Pacific Seahorse

Pacific Seahorse – Hippocampus ingens


The Pacific Seahorse is a well known species due to the wide areas it is found it. This is also one that is commercially grown so that it can be sold as pets. The chances of survival are better when that is the case so that they are bred with the right conditions. They don’t seem to be in jeopardy of extinction even though large numbers of them are extracted from the wild annually for various purposes.


With a size of about 12 inches the Pacific Seahorse is one of the largest of all species you will find in the world. The males are bigger than the females by a few inches. There can be diversity among the sizes based on habitat location.

They range in colors based on the location where they live. To help them avoid predators they have the ability to blend in to what is all around them. They are often gold, maroon, brown, white, or a combination of colors. The females often have a line of dark coloring down their body.

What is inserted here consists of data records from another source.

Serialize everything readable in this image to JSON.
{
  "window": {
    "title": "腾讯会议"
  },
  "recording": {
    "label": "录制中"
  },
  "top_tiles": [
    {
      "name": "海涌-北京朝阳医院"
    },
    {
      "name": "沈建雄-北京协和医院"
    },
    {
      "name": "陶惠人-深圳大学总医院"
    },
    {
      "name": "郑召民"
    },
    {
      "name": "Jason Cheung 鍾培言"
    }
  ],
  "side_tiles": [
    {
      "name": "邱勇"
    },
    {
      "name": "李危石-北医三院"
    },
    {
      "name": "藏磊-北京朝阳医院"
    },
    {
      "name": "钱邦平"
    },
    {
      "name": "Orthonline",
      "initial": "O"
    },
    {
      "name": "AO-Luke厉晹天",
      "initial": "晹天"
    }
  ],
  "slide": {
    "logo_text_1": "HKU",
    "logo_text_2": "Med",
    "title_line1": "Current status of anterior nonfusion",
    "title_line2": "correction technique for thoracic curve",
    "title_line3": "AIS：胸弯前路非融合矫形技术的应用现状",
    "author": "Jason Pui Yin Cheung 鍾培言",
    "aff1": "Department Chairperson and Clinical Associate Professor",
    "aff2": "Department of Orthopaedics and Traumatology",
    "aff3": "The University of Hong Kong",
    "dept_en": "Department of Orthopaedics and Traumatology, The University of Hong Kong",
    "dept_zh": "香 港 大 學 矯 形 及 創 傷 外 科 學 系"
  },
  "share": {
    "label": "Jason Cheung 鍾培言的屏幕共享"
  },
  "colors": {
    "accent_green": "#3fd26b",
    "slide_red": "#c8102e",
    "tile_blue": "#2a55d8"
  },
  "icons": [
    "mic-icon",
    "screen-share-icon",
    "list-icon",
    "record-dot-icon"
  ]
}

The coast of Columbia, Costa Rico, El Salvador, Mexico, Panama, Peru, and the United States are where you will find the Pacific Seahorse. They have one of the largest distributions of all species. They tend to stick around the coral reef locations.

Many people come to the coast of San Diego California to explore them in their coral reefs while snorkeling. They are often found in the water regions that are from 100 to 600 feet in depth. However, this can often disrupt their natural environment so it is important for people to be careful when they examine the coral reef locations.

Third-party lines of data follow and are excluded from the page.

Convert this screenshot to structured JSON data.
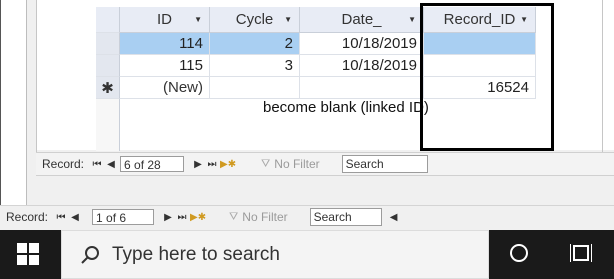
{
  "datasheet": {
    "columns": [
      "ID",
      "Cycle",
      "Date_",
      "Record_ID"
    ],
    "rows": [
      {
        "id": "114",
        "cycle": "2",
        "date": "10/18/2019",
        "record_id": ""
      },
      {
        "id": "115",
        "cycle": "3",
        "date": "10/18/2019",
        "record_id": ""
      }
    ],
    "new_row": {
      "marker": "✱",
      "id": "(New)",
      "record_id": "16524"
    }
  },
  "annotation": "become blank (linked ID)",
  "subform_nav": {
    "label": "Record:",
    "current": "6 of 28",
    "filter": "No Filter",
    "search": "Search"
  },
  "main_nav": {
    "label": "Record:",
    "current": "1 of 6",
    "filter": "No Filter",
    "search": "Search"
  },
  "taskbar": {
    "search_placeholder": "Type here to search"
  },
  "colors": {
    "selected_row": "#a9cff2",
    "header_bg": "#e8ecf5",
    "taskbar": "#1a1a1a"
  }
}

Information about Pacific seahorse
Pacific seahorse – Hippocampus ingens / Photo taken by Laszlo Ilyes from Cleveland, Ohio, USA.

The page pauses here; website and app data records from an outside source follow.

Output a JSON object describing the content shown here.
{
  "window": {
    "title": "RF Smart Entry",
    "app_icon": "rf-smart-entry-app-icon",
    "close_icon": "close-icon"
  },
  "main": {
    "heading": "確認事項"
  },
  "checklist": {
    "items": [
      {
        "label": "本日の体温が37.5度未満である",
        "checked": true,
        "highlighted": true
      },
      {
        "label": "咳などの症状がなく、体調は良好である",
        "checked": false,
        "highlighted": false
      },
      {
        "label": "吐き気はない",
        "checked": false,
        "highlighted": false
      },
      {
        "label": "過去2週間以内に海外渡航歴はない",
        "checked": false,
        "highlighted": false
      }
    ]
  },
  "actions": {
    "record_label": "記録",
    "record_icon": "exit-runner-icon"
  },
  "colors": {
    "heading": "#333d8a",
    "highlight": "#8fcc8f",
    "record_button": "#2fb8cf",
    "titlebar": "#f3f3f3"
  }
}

Brown algae is commonly found in the areas around the habitat of the Pacific Seahorse. It isn’t unusual for them to just be out there floating along. They are going to be mistaken for algae and that helps their overall survival. They don’t swim fast and often need to rest. They look for low currents so that they can be in water that won’t cause them to become easily exhausted.

Diet /Feeding

Plankton, small microorganisms, and crustaceans make up the diet for the Pacific Seahorse. They swallow their food whole so it has to be small enough to fit into the snout. They feed often as they don’t have a digestive system. They also eat slowly so a great deal of their life is spent searching for food and then consuming it. They seem to be able to find more than enough food in their natural habitat.


When males and females find each other they can take part in courtship rituals. This can lead to successful mating after they have choreographed their movements to be the same as each other. This can be a time consuming effort for them to successfully complete.

The female will then deposit eggs into the male. He has a pouch where he will keep the eggs safe for a couple of weeks. During this period of time his body will swell up to many times the normal size. This is a way for him to be able to avoid predators until the young arrive.

There can be hundreds of eggs deposited at one time. The average length of time for them to be born is 2 weeks. The warmer the temperature is the faster they will grow and arrive. The young have to be able to fend for themselves from the moment they arrive. They will mostly be consumed as  prey though and so only a very tiny fraction of them will reach the age of maturity.

Scroll to Top